COVID-19 Pop Quiz: 5 Questions on the Latest News from Patient Care

March 18, 2020
Sydney Jennings
Sydney Jennings

Refresh your memory of the week's top headlines on the COVID-19 pandemic with our 5-question pop quiz.

Whether it be newly reported cases or travel bans being put into place, coronavirus disease 2019 (COVID-19) has taken over the airwaves across the globe. New information is being published at a rapid rate and while it is always better to be informed, the constant influx of COVID-19 news can be overwhelming-especially for physicians with limited time. To help refresh your memory, we compiled a quick, 5-question pop quiz on the leading COVID-19 headlines from Patient Care® Online from the past week. See how much you remember below. 

1. The first patient to receive the investigational vaccine mRNA-1430, developed to protect against COVID-19, was administered the subcutaneous injection on Monday, March 16, 2020.

A. True
B. False

Please click below for answer, discussion, and next question.

Answer: B. False. The first patient to receive the investigational vaccine developed to protect against COVID-19 was on Monday, March 16, 2020. The vaccine, however, is currently called mRNA-1273, not mRNA-1430. 

 

2. Cardiovascular disease (CVD) patients diagnosed with COVID-19 should be fully evaluated before adding or removing treatment with angiotensin receptor blockers (ARBs) or angiotensin converting enzyme inhibitors (ACE-i).

A. True
B. False

Please click below for answer, discussion, and next question.

Answer: A. True. The American Heart Association, the Heart Failure Society of America, and the American College of Cardiology released a joint statement on March 17, 2020 recommending patients with CVD who are diagnosed with COVID-19 should be evaluated before adding or removing ACE-i or ARB treatment.
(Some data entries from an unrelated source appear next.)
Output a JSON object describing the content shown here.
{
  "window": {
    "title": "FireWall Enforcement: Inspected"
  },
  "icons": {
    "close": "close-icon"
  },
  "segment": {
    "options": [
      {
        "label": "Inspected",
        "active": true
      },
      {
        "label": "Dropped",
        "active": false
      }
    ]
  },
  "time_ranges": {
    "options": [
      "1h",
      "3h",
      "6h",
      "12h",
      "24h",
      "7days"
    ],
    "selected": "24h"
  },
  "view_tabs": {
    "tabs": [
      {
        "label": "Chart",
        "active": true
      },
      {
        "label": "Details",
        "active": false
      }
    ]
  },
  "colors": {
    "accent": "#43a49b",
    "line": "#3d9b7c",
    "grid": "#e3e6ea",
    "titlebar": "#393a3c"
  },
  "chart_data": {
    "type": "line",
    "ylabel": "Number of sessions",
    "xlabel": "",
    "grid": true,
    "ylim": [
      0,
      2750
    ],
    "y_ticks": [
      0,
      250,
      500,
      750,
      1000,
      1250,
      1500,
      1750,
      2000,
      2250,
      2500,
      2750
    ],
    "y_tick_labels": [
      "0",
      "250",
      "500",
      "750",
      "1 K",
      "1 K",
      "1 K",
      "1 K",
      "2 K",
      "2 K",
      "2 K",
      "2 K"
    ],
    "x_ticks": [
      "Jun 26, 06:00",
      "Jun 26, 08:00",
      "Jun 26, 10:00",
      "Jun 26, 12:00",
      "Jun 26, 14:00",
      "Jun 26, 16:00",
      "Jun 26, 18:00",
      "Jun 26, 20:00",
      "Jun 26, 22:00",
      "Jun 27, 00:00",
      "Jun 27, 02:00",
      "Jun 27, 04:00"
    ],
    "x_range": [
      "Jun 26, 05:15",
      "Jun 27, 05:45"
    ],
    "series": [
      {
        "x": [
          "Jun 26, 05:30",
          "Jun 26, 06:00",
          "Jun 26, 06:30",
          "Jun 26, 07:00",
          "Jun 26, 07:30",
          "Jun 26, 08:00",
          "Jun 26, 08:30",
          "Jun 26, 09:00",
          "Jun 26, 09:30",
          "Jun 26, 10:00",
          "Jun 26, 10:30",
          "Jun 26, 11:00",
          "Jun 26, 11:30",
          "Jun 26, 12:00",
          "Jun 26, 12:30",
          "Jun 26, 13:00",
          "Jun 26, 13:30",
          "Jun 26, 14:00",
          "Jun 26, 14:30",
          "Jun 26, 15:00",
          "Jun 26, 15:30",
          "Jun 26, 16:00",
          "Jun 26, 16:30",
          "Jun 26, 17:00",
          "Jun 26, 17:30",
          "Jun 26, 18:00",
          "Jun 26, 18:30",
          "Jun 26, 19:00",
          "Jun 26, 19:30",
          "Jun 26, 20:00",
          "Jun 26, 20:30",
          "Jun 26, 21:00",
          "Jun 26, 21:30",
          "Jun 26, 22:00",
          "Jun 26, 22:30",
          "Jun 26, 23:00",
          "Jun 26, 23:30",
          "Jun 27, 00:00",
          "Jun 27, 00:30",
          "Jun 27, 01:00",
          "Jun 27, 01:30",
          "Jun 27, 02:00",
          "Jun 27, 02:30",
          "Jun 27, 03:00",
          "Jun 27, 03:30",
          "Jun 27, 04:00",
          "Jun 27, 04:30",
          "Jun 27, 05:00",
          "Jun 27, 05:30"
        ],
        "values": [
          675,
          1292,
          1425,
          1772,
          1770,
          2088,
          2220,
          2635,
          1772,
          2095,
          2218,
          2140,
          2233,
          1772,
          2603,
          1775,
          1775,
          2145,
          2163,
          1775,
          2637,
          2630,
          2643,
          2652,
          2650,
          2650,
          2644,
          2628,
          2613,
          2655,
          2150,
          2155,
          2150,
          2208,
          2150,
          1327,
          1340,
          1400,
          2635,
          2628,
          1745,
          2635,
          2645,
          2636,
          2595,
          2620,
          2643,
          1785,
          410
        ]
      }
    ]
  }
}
Any changes to their treatment should be based on the latest scientific evidence and shared decision making with their physician.

 

3. New research from Columbia University found that per person, undocumented cases of COVID-19 in China were half as contagious as documented cases, but were the source of approximately what percentage of documented cases?

A. 20%
B. 35%
C. 50%
D. 63%
E. 79%

Please click below for answer, discussion, and next question.

Answer: E. 79%. Using a computer model based on observations of reported COVID-19 infection and spread within China along with mobility data prior to the January 23 country-wide travel ban, researchers found that 86% of all COVID-19 infections in China were undocumented before the travel shutdown. Per person, the undocumented cases were half (55%) as contagious as documented cases but accounted for 79% of documented infections. 

 

4. The American Diabetes Association (ADA) recommends physicians educate their diabetes patients on emergency warning signs of COVID-19 infection which include all of the following except:

A. Difficulty breathing or shortness of breath
B. Bluish lips or face
C. Syncope
D. Persistent pain or pressure in the chest
E. New confusion or inability to arouse

Please click below for answer, discussion, and next question.

Answer: C. Syncope. The ADA released their list of suggestions for patients with diabetes to protect themselves against COVID-19 and they recommended physicians educate their diabetes patients on emergency warning signs of COVID-19 which include difficulty breathing or shortness of breath, bluish lips or face, persistent pain or pressure in the chest, and new confusion or inability to arouse.

 

5. Rx.Health is putting together a digital toolkit for hospitals that will make screening and virtual care easier for COVID-19. Rx.Health is a spinoff of which major US health system:

A. Johns Hopkins Health System
B. Mount Sinai Health System
C. Kaiser Permanente
D. UCLA Health

Please click below for answer and discussion.

Answer: B. Mount Sinai Health System, in New York. The Mount Sinai Health System spinoff Rx.Health announced this week a digital toolkit they are creating that will make it easier for hospitals to implement screening and virtual care for COVID-19.

Visit our COVID-19 Resource Page for more information.